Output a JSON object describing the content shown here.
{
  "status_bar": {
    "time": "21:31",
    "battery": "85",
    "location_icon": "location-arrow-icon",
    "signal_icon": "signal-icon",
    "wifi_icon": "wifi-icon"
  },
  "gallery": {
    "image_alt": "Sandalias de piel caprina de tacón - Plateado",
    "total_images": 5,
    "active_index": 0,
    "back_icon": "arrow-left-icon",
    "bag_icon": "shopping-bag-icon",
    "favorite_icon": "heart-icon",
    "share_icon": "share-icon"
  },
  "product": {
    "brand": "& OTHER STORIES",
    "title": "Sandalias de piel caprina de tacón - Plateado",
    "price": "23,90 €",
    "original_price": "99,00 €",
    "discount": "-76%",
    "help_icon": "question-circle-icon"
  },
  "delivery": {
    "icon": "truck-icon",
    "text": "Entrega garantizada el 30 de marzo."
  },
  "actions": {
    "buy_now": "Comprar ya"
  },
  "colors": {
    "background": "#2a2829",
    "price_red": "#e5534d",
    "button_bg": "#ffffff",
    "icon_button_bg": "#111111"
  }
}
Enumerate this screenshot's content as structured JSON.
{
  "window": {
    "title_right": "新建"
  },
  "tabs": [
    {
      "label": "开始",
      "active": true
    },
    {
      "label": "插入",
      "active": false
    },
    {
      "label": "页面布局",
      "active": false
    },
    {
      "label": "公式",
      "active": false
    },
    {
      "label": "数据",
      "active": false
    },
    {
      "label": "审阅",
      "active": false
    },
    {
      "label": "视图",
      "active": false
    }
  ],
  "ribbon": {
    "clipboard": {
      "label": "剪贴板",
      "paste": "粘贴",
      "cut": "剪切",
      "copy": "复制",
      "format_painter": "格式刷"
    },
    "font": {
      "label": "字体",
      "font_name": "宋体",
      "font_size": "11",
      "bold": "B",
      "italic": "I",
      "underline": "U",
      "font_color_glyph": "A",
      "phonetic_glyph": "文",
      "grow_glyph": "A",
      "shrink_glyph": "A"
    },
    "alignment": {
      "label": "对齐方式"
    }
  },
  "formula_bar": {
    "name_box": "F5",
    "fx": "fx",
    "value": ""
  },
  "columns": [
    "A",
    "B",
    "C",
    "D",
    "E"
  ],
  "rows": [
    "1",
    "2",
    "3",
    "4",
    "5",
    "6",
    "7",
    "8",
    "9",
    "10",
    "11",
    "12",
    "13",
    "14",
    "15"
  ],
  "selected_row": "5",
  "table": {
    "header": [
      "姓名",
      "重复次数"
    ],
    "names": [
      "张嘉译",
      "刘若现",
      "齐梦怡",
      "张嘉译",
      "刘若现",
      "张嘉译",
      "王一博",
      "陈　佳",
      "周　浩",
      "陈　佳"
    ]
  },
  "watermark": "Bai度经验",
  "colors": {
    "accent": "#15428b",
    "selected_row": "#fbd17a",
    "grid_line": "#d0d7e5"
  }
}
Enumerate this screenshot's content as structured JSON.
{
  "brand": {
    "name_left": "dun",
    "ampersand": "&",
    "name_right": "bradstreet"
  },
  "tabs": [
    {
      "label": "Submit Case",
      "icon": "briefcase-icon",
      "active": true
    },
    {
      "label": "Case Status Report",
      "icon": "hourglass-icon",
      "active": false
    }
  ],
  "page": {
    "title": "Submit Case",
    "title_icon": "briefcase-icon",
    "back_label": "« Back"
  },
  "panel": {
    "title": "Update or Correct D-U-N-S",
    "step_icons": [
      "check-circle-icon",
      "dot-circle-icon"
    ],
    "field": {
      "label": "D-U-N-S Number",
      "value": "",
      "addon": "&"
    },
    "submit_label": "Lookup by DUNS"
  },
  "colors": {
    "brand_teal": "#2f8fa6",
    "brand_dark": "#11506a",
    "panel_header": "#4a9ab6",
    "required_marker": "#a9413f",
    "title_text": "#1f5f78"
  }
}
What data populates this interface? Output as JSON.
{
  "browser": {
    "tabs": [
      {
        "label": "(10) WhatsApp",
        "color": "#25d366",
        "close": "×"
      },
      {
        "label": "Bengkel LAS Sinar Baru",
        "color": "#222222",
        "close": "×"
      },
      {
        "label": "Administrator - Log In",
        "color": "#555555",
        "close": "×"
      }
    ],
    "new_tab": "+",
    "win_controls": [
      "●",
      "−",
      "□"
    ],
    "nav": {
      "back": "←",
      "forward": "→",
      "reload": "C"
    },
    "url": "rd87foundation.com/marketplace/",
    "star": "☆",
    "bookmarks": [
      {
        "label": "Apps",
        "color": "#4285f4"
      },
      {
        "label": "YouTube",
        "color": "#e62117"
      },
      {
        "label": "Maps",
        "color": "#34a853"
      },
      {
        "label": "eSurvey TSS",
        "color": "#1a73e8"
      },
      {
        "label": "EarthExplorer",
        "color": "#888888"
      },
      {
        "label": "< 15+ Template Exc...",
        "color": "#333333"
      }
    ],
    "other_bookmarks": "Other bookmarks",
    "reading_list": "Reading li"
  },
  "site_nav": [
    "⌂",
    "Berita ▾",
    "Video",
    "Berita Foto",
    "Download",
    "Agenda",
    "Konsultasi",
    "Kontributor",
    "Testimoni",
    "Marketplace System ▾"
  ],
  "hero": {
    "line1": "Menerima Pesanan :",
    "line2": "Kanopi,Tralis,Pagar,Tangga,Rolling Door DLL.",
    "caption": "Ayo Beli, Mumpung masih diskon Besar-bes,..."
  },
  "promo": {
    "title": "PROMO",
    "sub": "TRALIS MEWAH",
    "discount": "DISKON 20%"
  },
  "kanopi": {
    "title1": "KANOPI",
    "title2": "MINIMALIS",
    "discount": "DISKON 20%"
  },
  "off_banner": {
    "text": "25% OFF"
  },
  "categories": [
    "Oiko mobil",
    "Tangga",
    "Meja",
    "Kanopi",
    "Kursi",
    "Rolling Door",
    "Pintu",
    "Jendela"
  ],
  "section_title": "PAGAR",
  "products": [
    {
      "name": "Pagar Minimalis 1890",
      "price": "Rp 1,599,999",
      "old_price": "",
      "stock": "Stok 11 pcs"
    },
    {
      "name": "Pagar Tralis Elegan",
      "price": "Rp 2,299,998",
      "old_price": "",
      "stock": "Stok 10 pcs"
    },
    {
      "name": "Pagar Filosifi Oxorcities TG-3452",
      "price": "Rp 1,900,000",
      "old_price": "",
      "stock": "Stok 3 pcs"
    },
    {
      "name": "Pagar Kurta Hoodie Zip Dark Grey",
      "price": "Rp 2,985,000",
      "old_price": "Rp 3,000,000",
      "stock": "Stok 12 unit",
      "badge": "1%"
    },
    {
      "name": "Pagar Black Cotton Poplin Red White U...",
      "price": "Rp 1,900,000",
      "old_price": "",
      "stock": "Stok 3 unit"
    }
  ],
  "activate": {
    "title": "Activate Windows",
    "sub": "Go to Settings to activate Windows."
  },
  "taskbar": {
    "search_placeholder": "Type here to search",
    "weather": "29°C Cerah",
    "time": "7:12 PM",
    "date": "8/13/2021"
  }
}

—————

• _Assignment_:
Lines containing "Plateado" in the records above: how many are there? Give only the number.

• _Written response_:
2